To address safety issues, the Krypton comes with a physical metal peg that, once removed (and perhaps hidden in a gun safe), renders the laser inoperational. You’ll also find SmartSwitch 2.0, a system that uses button codes to unlock the laser, increase its strength from 20 percent to full strength, and switch among SOS and strobe settings.
The SOS mode is particularly interesting. Wicked says the Krypton’s beam is so powerful, it can hit a target up to 85 miles away. To this end, the laser promises utility in wilderness survival scenarios (“Hey, look at me! I’m over here!). Beyond that, the Krypton has limited utility, save use in legitimate science experiments—and blowing the friggin’ mind of anyone who sees it in action. Like any 1-watt laser, the Krypton is not a toy. It’s a serious piece of a technology that can cause permanent bodily harm. And you can even wind up in jail if you point it at person or plane. But there’s no denying its considerable wow factor. It’s science fiction made real. Amazing.
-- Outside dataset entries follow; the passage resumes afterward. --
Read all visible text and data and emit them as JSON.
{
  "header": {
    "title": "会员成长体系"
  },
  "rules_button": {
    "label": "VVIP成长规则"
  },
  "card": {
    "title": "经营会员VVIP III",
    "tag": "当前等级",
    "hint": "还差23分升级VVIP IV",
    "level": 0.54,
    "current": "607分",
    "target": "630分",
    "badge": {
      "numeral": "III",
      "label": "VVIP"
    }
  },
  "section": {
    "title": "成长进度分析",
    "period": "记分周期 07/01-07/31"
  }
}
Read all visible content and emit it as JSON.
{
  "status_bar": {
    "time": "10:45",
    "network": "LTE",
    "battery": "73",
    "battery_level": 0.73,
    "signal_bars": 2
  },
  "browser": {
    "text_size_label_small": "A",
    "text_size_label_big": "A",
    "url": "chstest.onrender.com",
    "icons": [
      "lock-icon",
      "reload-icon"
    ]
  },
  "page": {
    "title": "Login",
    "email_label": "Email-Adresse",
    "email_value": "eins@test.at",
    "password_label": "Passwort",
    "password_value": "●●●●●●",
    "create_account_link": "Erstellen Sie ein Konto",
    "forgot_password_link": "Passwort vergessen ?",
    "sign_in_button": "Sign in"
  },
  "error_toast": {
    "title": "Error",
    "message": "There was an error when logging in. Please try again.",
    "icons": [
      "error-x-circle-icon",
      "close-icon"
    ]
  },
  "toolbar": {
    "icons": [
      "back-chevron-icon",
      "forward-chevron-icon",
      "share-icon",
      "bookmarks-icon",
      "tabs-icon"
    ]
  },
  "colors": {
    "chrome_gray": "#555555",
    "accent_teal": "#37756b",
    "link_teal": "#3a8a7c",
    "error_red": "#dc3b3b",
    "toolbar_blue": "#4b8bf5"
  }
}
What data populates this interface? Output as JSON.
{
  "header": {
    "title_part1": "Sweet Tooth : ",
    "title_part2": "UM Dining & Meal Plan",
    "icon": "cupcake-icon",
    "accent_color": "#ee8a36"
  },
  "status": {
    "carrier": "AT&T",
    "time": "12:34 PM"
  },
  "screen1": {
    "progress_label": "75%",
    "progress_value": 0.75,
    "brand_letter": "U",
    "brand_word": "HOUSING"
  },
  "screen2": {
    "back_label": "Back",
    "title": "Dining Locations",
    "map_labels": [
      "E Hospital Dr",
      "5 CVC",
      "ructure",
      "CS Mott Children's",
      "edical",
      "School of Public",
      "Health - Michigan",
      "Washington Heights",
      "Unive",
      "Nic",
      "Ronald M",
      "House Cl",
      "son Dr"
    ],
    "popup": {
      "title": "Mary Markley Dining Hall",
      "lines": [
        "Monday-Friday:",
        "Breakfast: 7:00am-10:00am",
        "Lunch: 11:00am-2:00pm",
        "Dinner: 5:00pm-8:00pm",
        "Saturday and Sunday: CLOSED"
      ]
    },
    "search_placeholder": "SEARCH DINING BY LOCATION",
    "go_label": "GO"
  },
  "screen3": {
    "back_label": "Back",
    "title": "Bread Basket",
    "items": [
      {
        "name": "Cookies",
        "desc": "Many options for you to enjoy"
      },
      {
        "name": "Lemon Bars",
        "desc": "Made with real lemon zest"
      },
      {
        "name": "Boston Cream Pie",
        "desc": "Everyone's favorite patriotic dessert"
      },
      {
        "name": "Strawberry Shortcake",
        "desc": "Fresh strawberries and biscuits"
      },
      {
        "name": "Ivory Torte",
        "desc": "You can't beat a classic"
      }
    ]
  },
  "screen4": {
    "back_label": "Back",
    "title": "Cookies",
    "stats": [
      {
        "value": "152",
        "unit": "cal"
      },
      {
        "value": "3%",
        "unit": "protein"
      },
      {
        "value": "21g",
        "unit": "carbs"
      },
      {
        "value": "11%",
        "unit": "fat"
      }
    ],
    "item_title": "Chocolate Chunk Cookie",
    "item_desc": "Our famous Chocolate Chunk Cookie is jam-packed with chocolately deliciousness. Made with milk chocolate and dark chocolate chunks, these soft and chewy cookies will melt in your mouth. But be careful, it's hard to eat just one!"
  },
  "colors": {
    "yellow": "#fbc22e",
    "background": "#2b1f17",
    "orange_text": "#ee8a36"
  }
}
With a chassis modeled after a Star Warsian light saber, the Krypton, like the Arctic before it, can be mistaken for a toy. Don’t be fooled. It’s a Class IV laser that can start fires, burn skin, and cause permanent blindness. It should never be pointed at aircraft, or at any living thing. Luckily, every Krypton comes with a pair of safety goggles tuned for the laser’s 532nm wavelength. The goggles provide eye protection in the event of a direct hit to one’s retina (without safety goggles, it’s safe to view the beam of a Class IV laser—just don’t look into the laser, or even at its terminating dot). And, yes, the Krypton is legal for sale. There are no laws prohibiting Class IV lasers to Joe Public, but it is unlawful to disrupt aircraft, start fires, and burn and blind people.
FYI: For the nifty effect you see in the photo above, we used Wicked’s line effect lens, which is part of a $30 expanded lens kit, sold separately. The kit also includes lenses for a cross effect (two intersecting lines); galaxy effect (multiple mini laser beams); focusing effect (a concentrated beam for extra power density); flashlight effect (a diffuse, expanded beam); and floodlight effect (even more expanded and diffuse).
Brilliant, exceedingly bright green light. Improved build quality compared to Arctic. Redundant safety systems, plus SOS mode.
Quite expensive. Dangerous in the hands of douchebags.